→ **Entries supplied**:
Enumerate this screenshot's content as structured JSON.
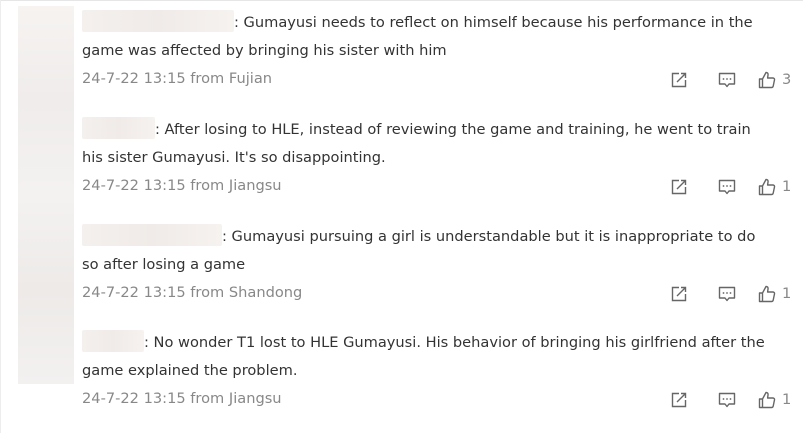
{
  "comments": [
    {
      "text": ": Gumayusi needs to reflect on himself because his performance in the game was affected by bringing his sister with him",
      "meta": "24-7-22 13:15 from Fujian",
      "likes": "3"
    },
    {
      "text": ": After losing to HLE, instead of reviewing the game and training, he went to train his sister Gumayusi. It's so disappointing.",
      "meta": "24-7-22 13:15 from Jiangsu",
      "likes": "1"
    },
    {
      "text": ": Gumayusi pursuing a girl is understandable but it is inappropriate to do so after losing a game",
      "meta": "24-7-22 13:15 from Shandong",
      "likes": "1"
    },
    {
      "text": ": No wonder T1 lost to HLE Gumayusi. His behavior of bringing his girlfriend after the game explained the problem.",
      "meta": "24-7-22 13:15 from Jiangsu",
      "likes": "1"
    }
  ],
  "icons": {
    "share": "share-icon",
    "comment": "comment-icon",
    "like": "like-icon"
  },
  "colors": {
    "text": "#333333",
    "meta": "#888888",
    "icon": "#666666"
  }
}
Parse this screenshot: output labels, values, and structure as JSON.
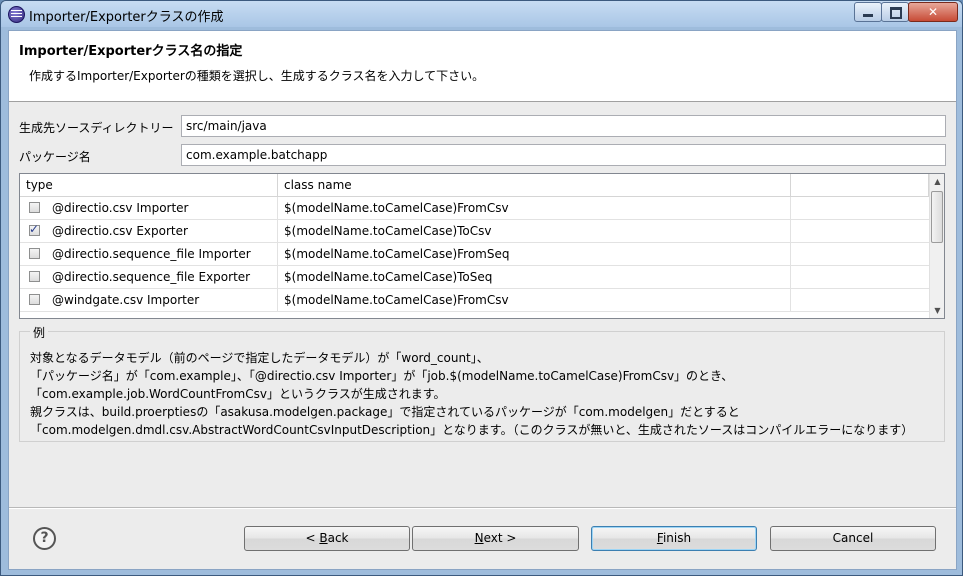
{
  "window": {
    "title": "Importer/Exporterクラスの作成"
  },
  "header": {
    "title": "Importer/Exporterクラス名の指定",
    "description": "作成するImporter/Exporterの種類を選択し、生成するクラス名を入力して下さい。"
  },
  "form": {
    "source_dir_label": "生成先ソースディレクトリー",
    "source_dir_value": "src/main/java",
    "package_label": "パッケージ名",
    "package_value": "com.example.batchapp"
  },
  "table": {
    "columns": [
      "type",
      "class name"
    ],
    "rows": [
      {
        "type": "@directio.csv Importer",
        "class_name": "$(modelName.toCamelCase)FromCsv",
        "checked": false
      },
      {
        "type": "@directio.csv Exporter",
        "class_name": "$(modelName.toCamelCase)ToCsv",
        "checked": true
      },
      {
        "type": "@directio.sequence_file Importer",
        "class_name": "$(modelName.toCamelCase)FromSeq",
        "checked": false
      },
      {
        "type": "@directio.sequence_file Exporter",
        "class_name": "$(modelName.toCamelCase)ToSeq",
        "checked": false
      },
      {
        "type": "@windgate.csv Importer",
        "class_name": "$(modelName.toCamelCase)FromCsv",
        "checked": false
      }
    ]
  },
  "example": {
    "title": "例",
    "lines": [
      "対象となるデータモデル（前のページで指定したデータモデル）が「word_count」、",
      "「パッケージ名」が「com.example」、「@directio.csv Importer」が「job.$(modelName.toCamelCase)FromCsv」のとき、",
      "「com.example.job.WordCountFromCsv」というクラスが生成されます。",
      "親クラスは、build.proerptiesの「asakusa.modelgen.package」で指定されているパッケージが「com.modelgen」だとすると",
      "「com.modelgen.dmdl.csv.AbstractWordCountCsvInputDescription」となります。（このクラスが無いと、生成されたソースはコンパイルエラーになります）"
    ]
  },
  "buttons": {
    "help": "?",
    "back_prefix": "< ",
    "back_mnemonic": "B",
    "back_rest": "ack",
    "next_mnemonic": "N",
    "next_rest": "ext >",
    "finish_mnemonic": "F",
    "finish_rest": "inish",
    "cancel": "Cancel"
  }
}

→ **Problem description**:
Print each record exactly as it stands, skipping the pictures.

→ **Result for this task**:
Enumerate this screenshot's content as structured JSON.
{
  "comments": [
    {
      "text": ": Gumayusi needs to reflect on himself because his performance in the game was affected by bringing his sister with him",
      "meta": "24-7-22 13:15 from Fujian",
      "likes": "3"
    },
    {
      "text": ": After losing to HLE, instead of reviewing the game and training, he went to train his sister Gumayusi. It's so disappointing.",
      "meta": "24-7-22 13:15 from Jiangsu",
      "likes": "1"
    },
    {
      "text": ": Gumayusi pursuing a girl is understandable but it is inappropriate to do so after losing a game",
      "meta": "24-7-22 13:15 from Shandong",
      "likes": "1"
    },
    {
      "text": ": No wonder T1 lost to HLE Gumayusi. His behavior of bringing his girlfriend after the game explained the problem.",
      "meta": "24-7-22 13:15 from Jiangsu",
      "likes": "1"
    }
  ],
  "icons": {
    "share": "share-icon",
    "comment": "comment-icon",
    "like": "like-icon"
  },
  "colors": {
    "text": "#333333",
    "meta": "#888888",
    "icon": "#666666"
  }
}
Parse this screenshot: output labels, values, and structure as JSON.
{
  "window": {
    "title": "Importer/Exporterクラスの作成"
  },
  "header": {
    "title": "Importer/Exporterクラス名の指定",
    "description": "作成するImporter/Exporterの種類を選択し、生成するクラス名を入力して下さい。"
  },
  "form": {
    "source_dir_label": "生成先ソースディレクトリー",
    "source_dir_value": "src/main/java",
    "package_label": "パッケージ名",
    "package_value": "com.example.batchapp"
  },
  "table": {
    "columns": [
      "type",
      "class name"
    ],
    "rows": [
      {
        "type": "@directio.csv Importer",
        "class_name": "$(modelName.toCamelCase)FromCsv",
        "checked": false
      },
      {
        "type": "@directio.csv Exporter",
        "class_name": "$(modelName.toCamelCase)ToCsv",
        "checked": true
      },
      {
        "type": "@directio.sequence_file Importer",
        "class_name": "$(modelName.toCamelCase)FromSeq",
        "checked": false
      },
      {
        "type": "@directio.sequence_file Exporter",
        "class_name": "$(modelName.toCamelCase)ToSeq",
        "checked": false
      },
      {
        "type": "@windgate.csv Importer",
        "class_name": "$(modelName.toCamelCase)FromCsv",
        "checked": false
      }
    ]
  },
  "example": {
    "title": "例",
    "lines": [
      "対象となるデータモデル（前のページで指定したデータモデル）が「word_count」、",
      "「パッケージ名」が「com.example」、「@directio.csv Importer」が「job.$(modelName.toCamelCase)FromCsv」のとき、",
      "「com.example.job.WordCountFromCsv」というクラスが生成されます。",
      "親クラスは、build.proerptiesの「asakusa.modelgen.package」で指定されているパッケージが「com.modelgen」だとすると",
      "「com.modelgen.dmdl.csv.AbstractWordCountCsvInputDescription」となります。（このクラスが無いと、生成されたソースはコンパイルエラーになります）"
    ]
  },
  "buttons": {
    "help": "?",
    "back_prefix": "< ",
    "back_mnemonic": "B",
    "back_rest": "ack",
    "next_mnemonic": "N",
    "next_rest": "ext >",
    "finish_mnemonic": "F",
    "finish_rest": "inish",
    "cancel": "Cancel"
  }
}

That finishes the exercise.